    • Temporal evolution of fine mode event: 20 Oct. 2010 FIG(9) : Fine and coarse mode AOD and Angstrom number retrievals (left), fine mode fraction ratios. For this case no LIDAR times were available.Centre for Remote Imaging, Sensing and Processing
    • Temporal evolution of fine mode event: 24 Oct. 2010 FIG(10) : Fine and coarse mode AOD and Angstrom number retrievals (left), fine mode fraction ratios. LIDAR times shown as vertical lines.Centre for Remote Imaging, Sensing and Processing
    • Temporal evolution of fine mode event: 24 Oct. 2010 FIG(11) : LIDAR NRB vertical profile. A single AOD and aerosol extinction profile is shown.Centre for Remote Imaging, Sensing and Processing
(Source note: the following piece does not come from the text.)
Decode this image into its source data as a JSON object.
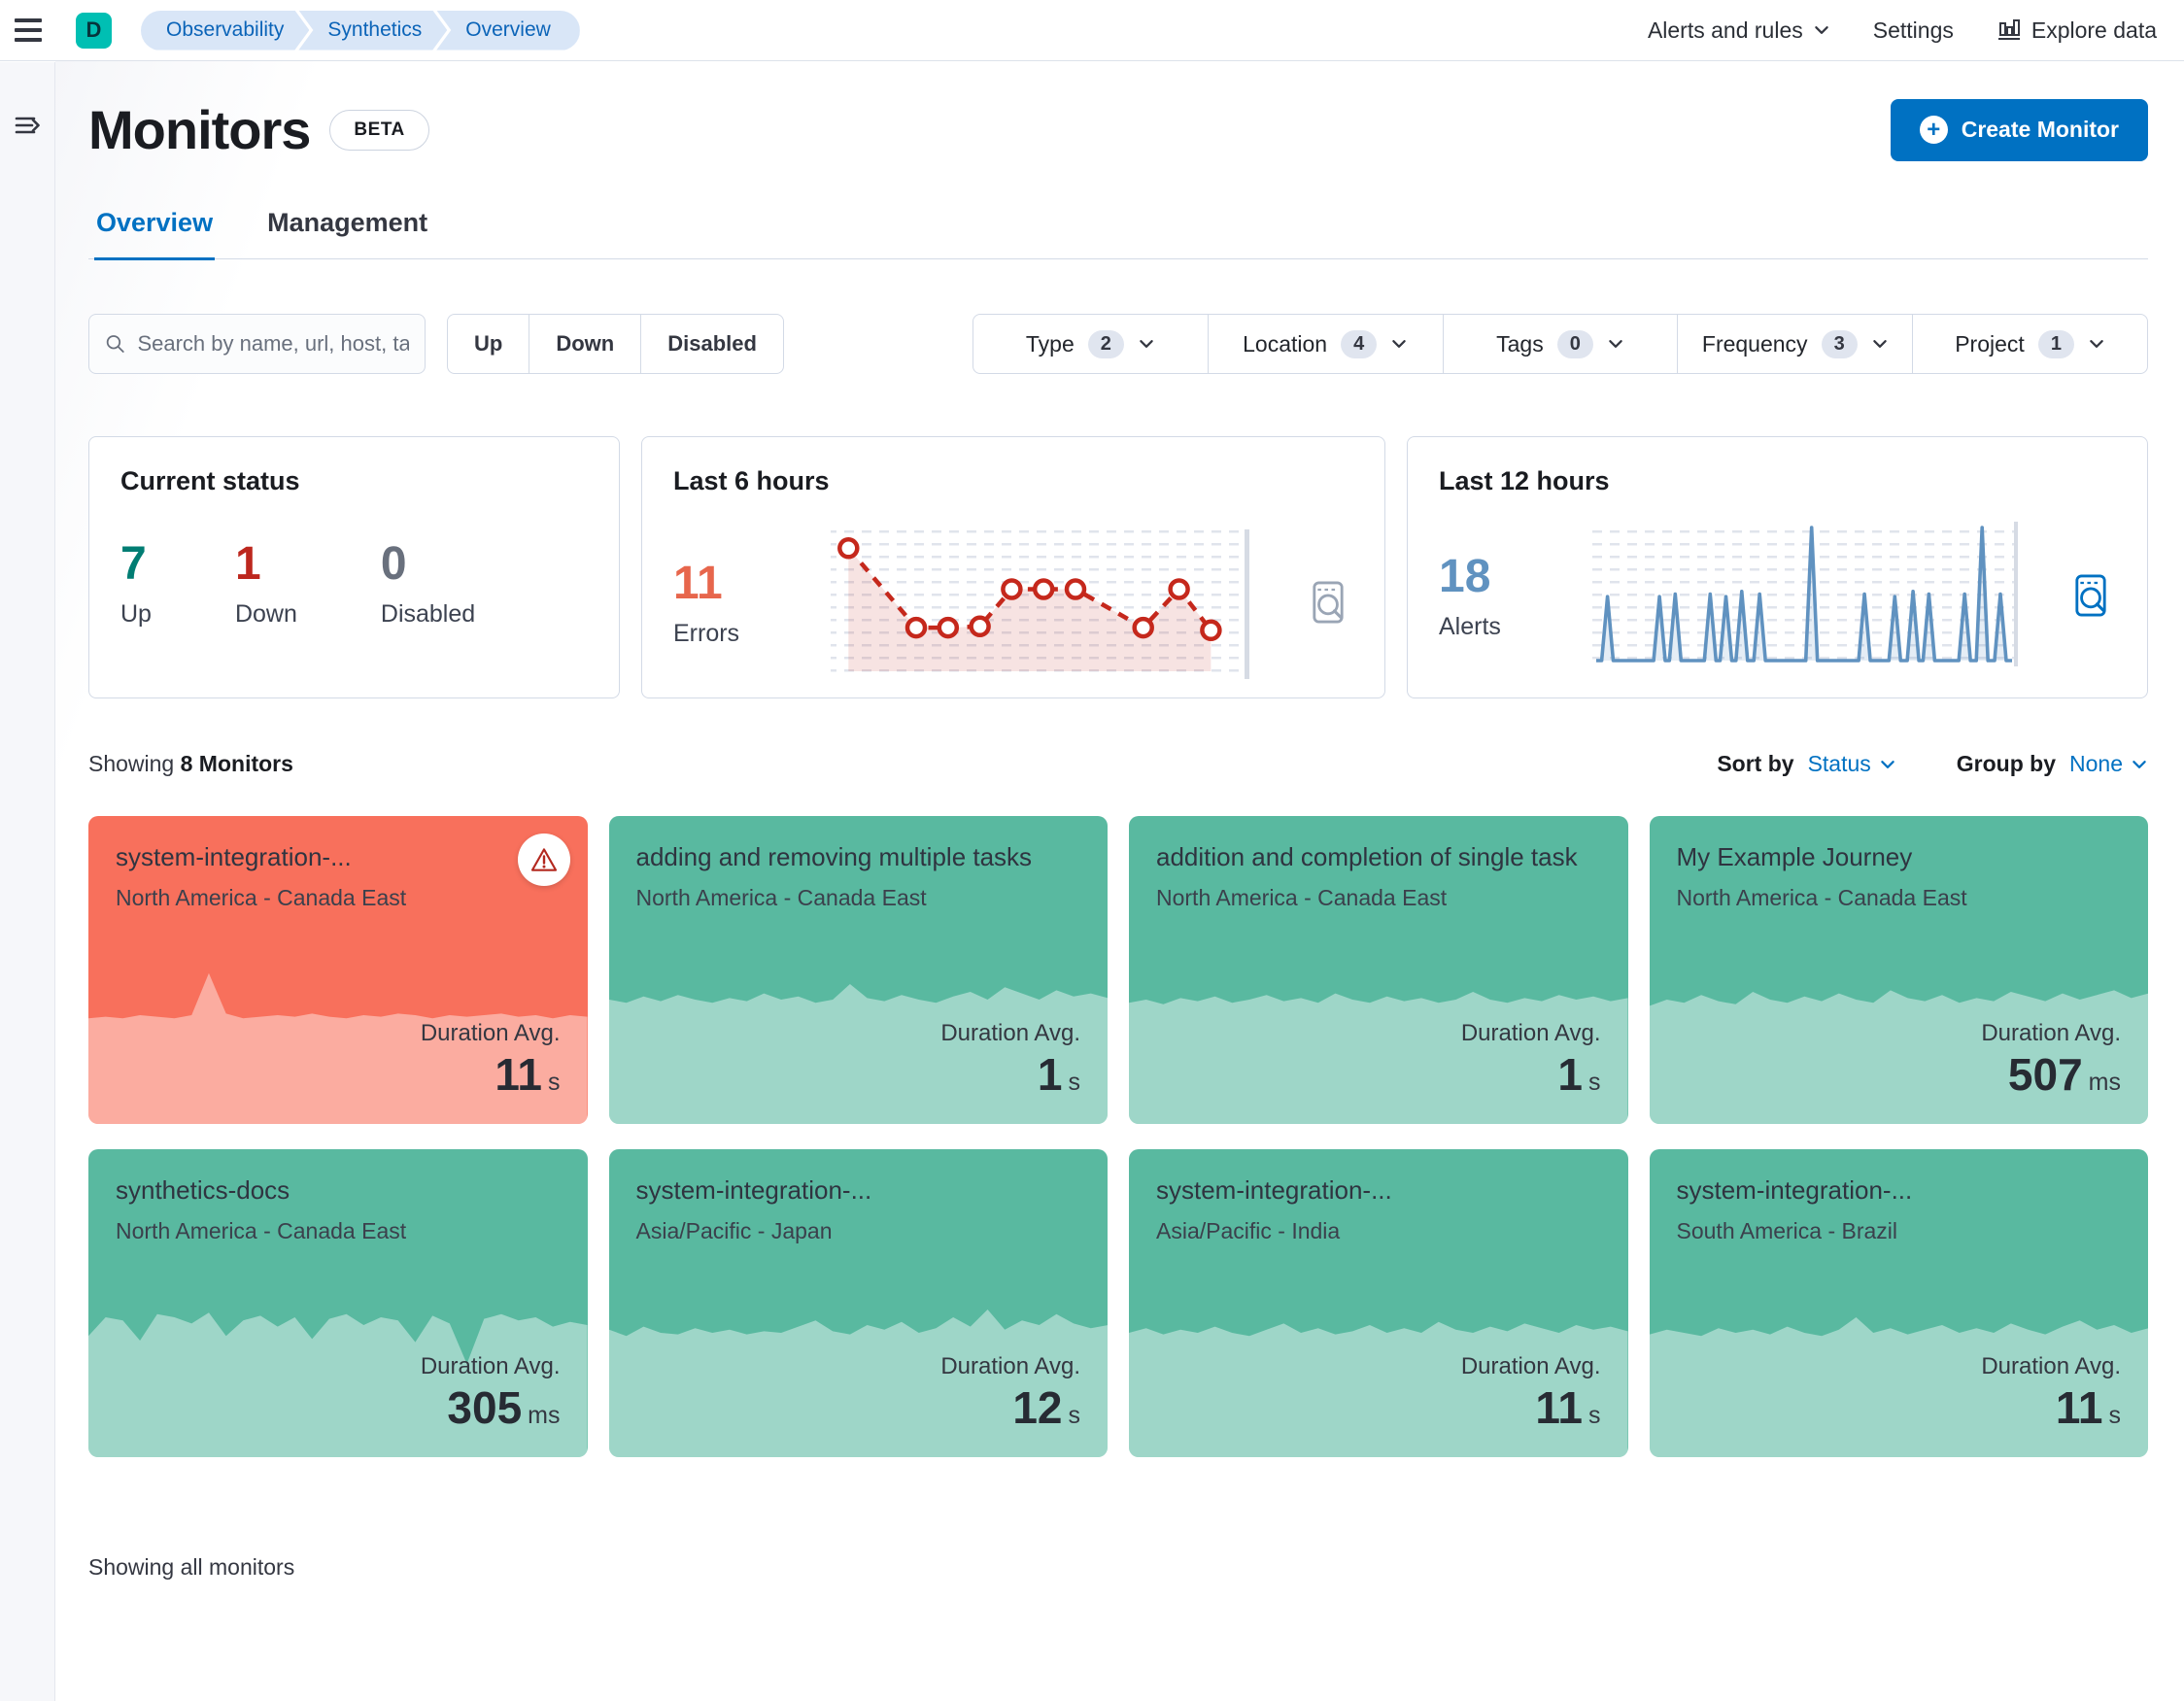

    • Aerosol classification for smoke event of Oct. 2010 FIG(12) : Aerosol classification chart shows elevated fine mode fractions for days 16th , 20th and 24th.Centre for Remote Imaging, Sensing and Processing
    • Aerosol climatology for smoke event of Oct. 2010 FIG(13) : AERONET inversions : Aerosol size distribution for selected dates.Centre for Remote Imaging, Sensing and Processing
    • Aerosol climatology for smoke event of Oct. 2010 FIG(14) : AERONET inversions : Single scattering albedo.Centre for Remote Imaging, Sensing and Processing
    • Summary • During October 2010, • Trajectory analysis indicated persistent smoke fire activity the presence of both, fresh over central Sumatra, was and aging smoke. detected. • LIDAR retrievals showed • There was a substantial profiles consistent with highly degradation of air quality and absorbing particles such as reduced visibility. those from bio-mass burning. • The greatest impact of the • Model inversions showed high October 2010 smoke event concentration of very fine was between days 14th to particles of the order of 0.4 24th (PM2.5 > 40.5μgr./m3). micron or less. • Critical parameters such as • Particulate single scattering the classical Angstrom albedo show the presence of number, its fine mode version highly absorbing particles. together with the fine mode • Large difference in SSA fraction consistently indicate showed different fuel sources, the presence of fine sub- combustion phases and micron particles. aerosol aging.Centre for Remote Imaging, Sensing and Processing